Interface dataset entries:
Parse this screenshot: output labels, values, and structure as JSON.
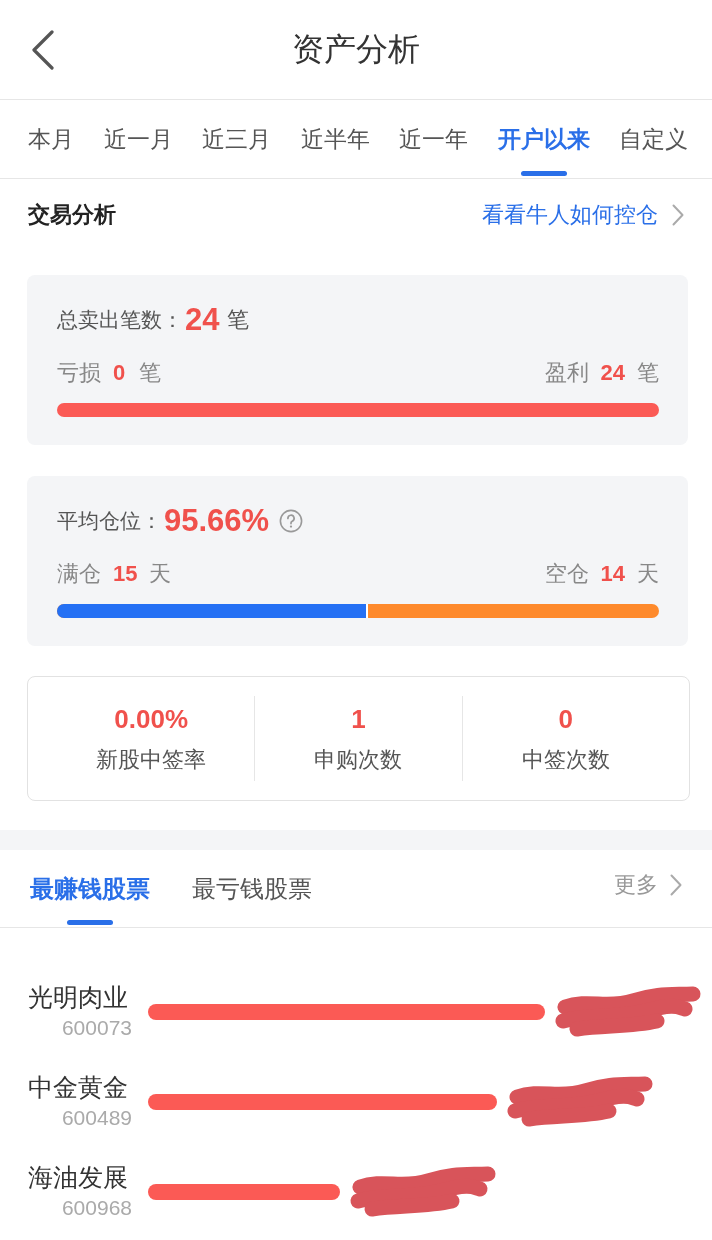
{
  "header": {
    "title": "资产分析"
  },
  "period_tabs": [
    {
      "label": "本月",
      "selected": false
    },
    {
      "label": "近一月",
      "selected": false
    },
    {
      "label": "近三月",
      "selected": false
    },
    {
      "label": "近半年",
      "selected": false
    },
    {
      "label": "近一年",
      "selected": false
    },
    {
      "label": "开户以来",
      "selected": true
    },
    {
      "label": "自定义",
      "selected": false
    }
  ],
  "trade_analysis": {
    "title": "交易分析",
    "link": "看看牛人如何控仓"
  },
  "summary_cards": [
    {
      "kind": "trades",
      "label": "总卖出笔数：",
      "value": "24",
      "unit": "笔",
      "left": {
        "label": "亏损",
        "value": "0",
        "unit": "笔"
      },
      "right": {
        "label": "盈利",
        "value": "24",
        "unit": "笔"
      }
    },
    {
      "kind": "position",
      "label": "平均仓位：",
      "value": "95.66%",
      "help_icon": true,
      "left": {
        "label": "满仓",
        "value": "15",
        "unit": "天"
      },
      "right": {
        "label": "空仓",
        "value": "14",
        "unit": "天"
      },
      "level": 0.517
    }
  ],
  "ipo_stats": [
    {
      "value": "0.00%",
      "label": "新股中签率"
    },
    {
      "value": "1",
      "label": "申购次数"
    },
    {
      "value": "0",
      "label": "中签次数"
    }
  ],
  "stock_tabs": [
    {
      "label": "最赚钱股票",
      "selected": true
    },
    {
      "label": "最亏钱股票",
      "selected": false
    }
  ],
  "more_link": "更多",
  "stocks": [
    {
      "name": "光明肉业",
      "code": "600073",
      "redacted": true
    },
    {
      "name": "中金黄金",
      "code": "600489",
      "redacted": true
    },
    {
      "name": "海油发展",
      "code": "600968",
      "redacted": true
    }
  ]
}
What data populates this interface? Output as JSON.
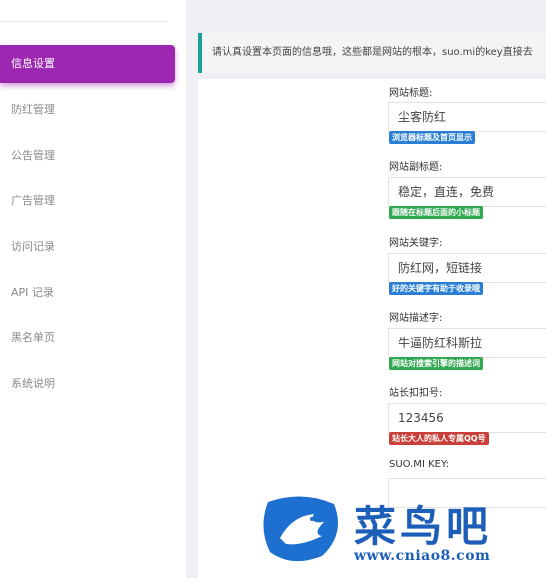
{
  "sidebar": {
    "items": [
      {
        "label": "信息设置",
        "active": true
      },
      {
        "label": "防红管理"
      },
      {
        "label": "公告管理"
      },
      {
        "label": "广告管理"
      },
      {
        "label": "访问记录"
      },
      {
        "label": "API 记录"
      },
      {
        "label": "黑名单页"
      },
      {
        "label": "系统说明"
      }
    ]
  },
  "notice": {
    "text": "请认真设置本页面的信息哦，这些都是网站的根本，suo.mi的key直接去"
  },
  "form": {
    "fields": [
      {
        "label": "网站标题:",
        "value": "尘客防红",
        "hint": "浏览器标题及首页显示",
        "hint_color": "#2a7fd4"
      },
      {
        "label": "网站副标题:",
        "value": "稳定，直连，免费",
        "hint": "跟随在标题后面的小标题",
        "hint_color": "#2fa84f"
      },
      {
        "label": "网站关键字:",
        "value": "防红网，短链接",
        "hint": "好的关键字有助于收录哦",
        "hint_color": "#2a7fd4"
      },
      {
        "label": "网站描述字:",
        "value": "牛逼防红科斯拉",
        "hint": "网站对搜索引擎的描述词",
        "hint_color": "#2fa84f"
      },
      {
        "label": "站长扣扣号:",
        "value": "123456",
        "hint": "站长大人的私人专属QQ号",
        "hint_color": "#c9403a"
      },
      {
        "label": "SUO.MI KEY:",
        "value": ""
      }
    ]
  },
  "watermark": {
    "name": "菜鸟吧",
    "url": "www.cniao8.com",
    "color": "#1d5fb8"
  },
  "colors": {
    "accent": "#9c27b0",
    "notice_border": "#1f9e9e"
  }
}
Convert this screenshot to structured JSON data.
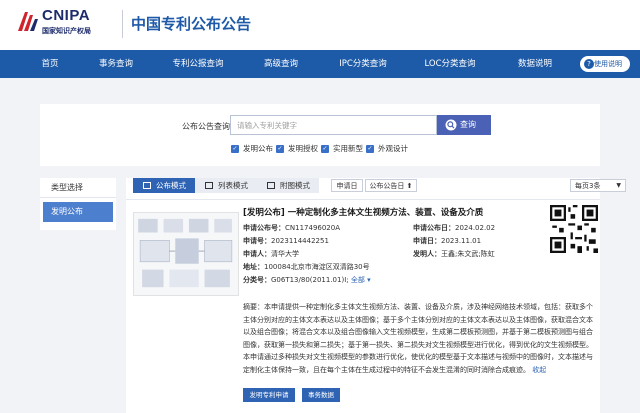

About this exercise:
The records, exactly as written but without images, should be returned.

Problem solution:
Parse this screenshot: output labels, values, and structure as JSON.
{
  "header": {
    "title": "资产分析"
  },
  "period_tabs": [
    {
      "label": "本月",
      "selected": false
    },
    {
      "label": "近一月",
      "selected": false
    },
    {
      "label": "近三月",
      "selected": false
    },
    {
      "label": "近半年",
      "selected": false
    },
    {
      "label": "近一年",
      "selected": false
    },
    {
      "label": "开户以来",
      "selected": true
    },
    {
      "label": "自定义",
      "selected": false
    }
  ],
  "trade_analysis": {
    "title": "交易分析",
    "link": "看看牛人如何控仓"
  },
  "summary_cards": [
    {
      "kind": "trades",
      "label": "总卖出笔数：",
      "value": "24",
      "unit": "笔",
      "left": {
        "label": "亏损",
        "value": "0",
        "unit": "笔"
      },
      "right": {
        "label": "盈利",
        "value": "24",
        "unit": "笔"
      }
    },
    {
      "kind": "position",
      "label": "平均仓位：",
      "value": "95.66%",
      "help_icon": true,
      "left": {
        "label": "满仓",
        "value": "15",
        "unit": "天"
      },
      "right": {
        "label": "空仓",
        "value": "14",
        "unit": "天"
      },
      "level": 0.517
    }
  ],
  "ipo_stats": [
    {
      "value": "0.00%",
      "label": "新股中签率"
    },
    {
      "value": "1",
      "label": "申购次数"
    },
    {
      "value": "0",
      "label": "中签次数"
    }
  ],
  "stock_tabs": [
    {
      "label": "最赚钱股票",
      "selected": true
    },
    {
      "label": "最亏钱股票",
      "selected": false
    }
  ],
  "more_link": "更多",
  "stocks": [
    {
      "name": "光明肉业",
      "code": "600073",
      "redacted": true
    },
    {
      "name": "中金黄金",
      "code": "600489",
      "redacted": true
    },
    {
      "name": "海油发展",
      "code": "600968",
      "redacted": true
    }
  ]
}
What data populates this interface? Output as JSON.
{
  "sidebar": {
    "items": [
      {
        "label": "信息设置",
        "active": true
      },
      {
        "label": "防红管理"
      },
      {
        "label": "公告管理"
      },
      {
        "label": "广告管理"
      },
      {
        "label": "访问记录"
      },
      {
        "label": "API 记录"
      },
      {
        "label": "黑名单页"
      },
      {
        "label": "系统说明"
      }
    ]
  },
  "notice": {
    "text": "请认真设置本页面的信息哦，这些都是网站的根本，suo.mi的key直接去"
  },
  "form": {
    "fields": [
      {
        "label": "网站标题:",
        "value": "尘客防红",
        "hint": "浏览器标题及首页显示",
        "hint_color": "#2a7fd4"
      },
      {
        "label": "网站副标题:",
        "value": "稳定，直连，免费",
        "hint": "跟随在标题后面的小标题",
        "hint_color": "#2fa84f"
      },
      {
        "label": "网站关键字:",
        "value": "防红网，短链接",
        "hint": "好的关键字有助于收录哦",
        "hint_color": "#2a7fd4"
      },
      {
        "label": "网站描述字:",
        "value": "牛逼防红科斯拉",
        "hint": "网站对搜索引擎的描述词",
        "hint_color": "#2fa84f"
      },
      {
        "label": "站长扣扣号:",
        "value": "123456",
        "hint": "站长大人的私人专属QQ号",
        "hint_color": "#c9403a"
      },
      {
        "label": "SUO.MI KEY:",
        "value": ""
      }
    ]
  },
  "watermark": {
    "name": "菜鸟吧",
    "url": "www.cniao8.com",
    "color": "#1d5fb8"
  },
  "colors": {
    "accent": "#9c27b0",
    "notice_border": "#1f9e9e"
  }
}
Convert this screenshot to structured JSON data.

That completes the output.